We'll be rolling out experiments, along with other ways to support projects, on our Facebook page. Join the group, and look for a pinned Experiment post, or a link on the side.
This month, we are working on Crowdmapping, starting with our test case, the last show by The Faith in Washington, DC. If you haven't already, read our working premise, then hop over to Facebook to join the conversation.
I Spy: Crowdmapping
Our hypothesis is that by starting with a specific photo from a specific event, we can surface layers of other connections by moving through "concentric circles of constraints":
Limiting to just what we see in the photograph, we can identify people, places, objects in view and elements of the interior.
One "circle out", we can add other data *not* in view but still part of the event or location.
We can also zoom out again and add other information (like what they played), trigger memories of subjective and sensory information (they were great, it was too hot) and key in specific media around the event (board tapes, other photographs by Jim, other photographers and their photos, flyers, etc.)
With this as a start we can start making more and more connections - between other bands on the bill, between this performance and the one before it, etc.
Have info, but not on FB? Just drop us a line.
Spring Project: Out of Step in LA
It's Rumsfeldian: We don't always know what was made in and around an event like a show - sure, flyers and setlists, maybe tickets. We know we don't know how many photographs there are; we only know about things like journal entries if someone says they have them.
Out of Step in LA gives us a big pool of people and a short window of time.
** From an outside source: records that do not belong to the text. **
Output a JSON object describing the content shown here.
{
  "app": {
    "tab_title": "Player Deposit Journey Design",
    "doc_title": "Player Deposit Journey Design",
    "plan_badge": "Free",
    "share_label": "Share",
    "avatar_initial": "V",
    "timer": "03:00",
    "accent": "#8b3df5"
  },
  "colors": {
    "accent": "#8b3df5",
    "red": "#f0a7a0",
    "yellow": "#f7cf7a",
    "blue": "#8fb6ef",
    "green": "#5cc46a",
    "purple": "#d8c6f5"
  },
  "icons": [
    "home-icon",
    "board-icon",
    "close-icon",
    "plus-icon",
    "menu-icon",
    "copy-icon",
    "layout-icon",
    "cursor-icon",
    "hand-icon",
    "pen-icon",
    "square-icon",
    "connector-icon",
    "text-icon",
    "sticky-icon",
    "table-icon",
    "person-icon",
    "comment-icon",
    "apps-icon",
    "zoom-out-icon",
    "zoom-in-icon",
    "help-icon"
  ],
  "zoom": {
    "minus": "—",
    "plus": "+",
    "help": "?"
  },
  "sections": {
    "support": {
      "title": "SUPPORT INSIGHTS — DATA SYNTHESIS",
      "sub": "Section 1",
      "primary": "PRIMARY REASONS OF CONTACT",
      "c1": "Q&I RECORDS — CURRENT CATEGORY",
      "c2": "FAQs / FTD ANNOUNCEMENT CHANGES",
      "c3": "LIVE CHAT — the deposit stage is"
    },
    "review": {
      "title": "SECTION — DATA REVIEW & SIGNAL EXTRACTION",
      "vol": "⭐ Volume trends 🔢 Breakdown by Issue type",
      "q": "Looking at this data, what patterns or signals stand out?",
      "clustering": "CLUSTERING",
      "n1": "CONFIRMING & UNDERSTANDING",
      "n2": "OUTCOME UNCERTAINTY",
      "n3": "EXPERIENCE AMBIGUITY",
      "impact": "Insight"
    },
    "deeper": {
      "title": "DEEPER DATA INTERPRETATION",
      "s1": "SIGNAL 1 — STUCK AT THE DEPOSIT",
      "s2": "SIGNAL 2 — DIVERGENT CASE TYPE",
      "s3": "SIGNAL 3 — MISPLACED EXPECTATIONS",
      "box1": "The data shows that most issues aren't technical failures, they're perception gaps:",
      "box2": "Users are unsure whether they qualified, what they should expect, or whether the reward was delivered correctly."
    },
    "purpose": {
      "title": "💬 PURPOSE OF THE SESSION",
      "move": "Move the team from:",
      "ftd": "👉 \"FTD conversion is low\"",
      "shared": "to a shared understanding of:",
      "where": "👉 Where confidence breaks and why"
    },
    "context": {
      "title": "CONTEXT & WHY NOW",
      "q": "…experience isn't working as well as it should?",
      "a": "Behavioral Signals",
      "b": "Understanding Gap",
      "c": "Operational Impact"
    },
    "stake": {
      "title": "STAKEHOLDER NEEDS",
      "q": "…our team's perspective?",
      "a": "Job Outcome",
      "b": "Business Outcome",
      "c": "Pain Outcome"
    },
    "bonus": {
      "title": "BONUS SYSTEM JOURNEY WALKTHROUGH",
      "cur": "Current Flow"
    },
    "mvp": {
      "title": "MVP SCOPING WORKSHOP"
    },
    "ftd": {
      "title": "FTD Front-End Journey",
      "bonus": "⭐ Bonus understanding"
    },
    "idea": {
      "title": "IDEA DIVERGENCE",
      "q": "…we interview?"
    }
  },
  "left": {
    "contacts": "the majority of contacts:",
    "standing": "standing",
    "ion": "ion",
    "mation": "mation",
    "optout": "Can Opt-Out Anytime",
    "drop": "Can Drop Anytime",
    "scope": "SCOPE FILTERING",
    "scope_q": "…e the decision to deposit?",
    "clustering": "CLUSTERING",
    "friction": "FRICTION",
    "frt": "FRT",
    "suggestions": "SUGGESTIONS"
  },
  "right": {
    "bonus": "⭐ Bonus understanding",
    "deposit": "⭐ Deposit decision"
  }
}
It also gives us a well-documented set of shows - the big RollerWorks show on April 2nd, and the "secret" show at the Cathay on the 4th - by a major touring band.
Let's Find Everything: 4-2-83
This experiment builds on the Faith photo experiment by focusing on one show - at the Chatsworth RollerWorks in LA - during Minor Threat's Out of Step tour in 1983. What do we want to know about it? What's out there? What happened before and after? Was there really a riot? Who took pictures? What happened to the original Flipside camera tapes?
There were a lot of photographers at the Chatsworth show - Naomi Petersen can be seen behind Lyle in the Flipside video; Linda Aronow (who took the photo at right) was shooting from Steve and Brian's side. Can we find enough images to create a 360° or panoramic stitch of the stage that night? Are there audience shots? If you have photos from this night - not just of Minor Threat's set - please share them and we'll see how many we can get.
Tech and Data Project Working Groups
We're restarting our metadata dives and looking for best practices, lessons learned, and documentation we can build from so we aren't reinventing the wheel. There's a lot we have already done, but if music, cultural heritage and archival metadata and collections management is an area of expertise, please connect!
Using Social Data
We need social data-oriented folks who can help us figure out how the flood of information across hundreds of Facebook, Reddit and other groups might be harnessed and, uh, harvested.
We're also looking for people who can help with graphing and visualizations - whether on the idea and design side (even just sharing links to cool stuff helps) or for hands-on programmming or coaching.
Collecting the Collective Memory
Facebook highlights an interesting question: once these threads pass, where does the information - the data uncovered in the casual exchanges on social platforms - actually go? Even if we can't attach the info to all the photos out there, how can we capture it easily and attach it to our records, so future researchers can find it?
Crowdmapping: Annotating Images
For text markup, we have mostly settled on leveraging social annotation frameworks like Genius.com or Hypothes.is. But what we really want is a way to tag an image like Jim's Saah's photo of the last Faith show with layers of data - so, we can tag and toggle different types of information (like, to see the names of people in the audience, or location data) but also pull that data out to make other connections, whether like familar platforms like FB or Insta do, or so we can curate and manage data on the backend.
Connecting Moments and Media, part 2
This is essentially the visualization part of the relationship modeling that underpins our datasets. And what we really need is information on what our backend systems and metadata need to be able to do to support a range of visuals - network and other social graphs, timelines, and the like.
Unpacking Photo Content and Making Decisions on Data
We have a couple of moving parts with photo data. First, the EXIF we get from photos that have been converted to digital, if it's there at all, is usually wrong. So all the data that is embedded in a photo taken on a phone today - from geolocation to timestamps to creative settings - aren't available to us, and possibly should not be ingested to begin with. And, while we know photo management systemts (GooglePhotos, Apple Photos) can already detect a specific person inside a photo...how do we leverage that without being creepy af? Anybody?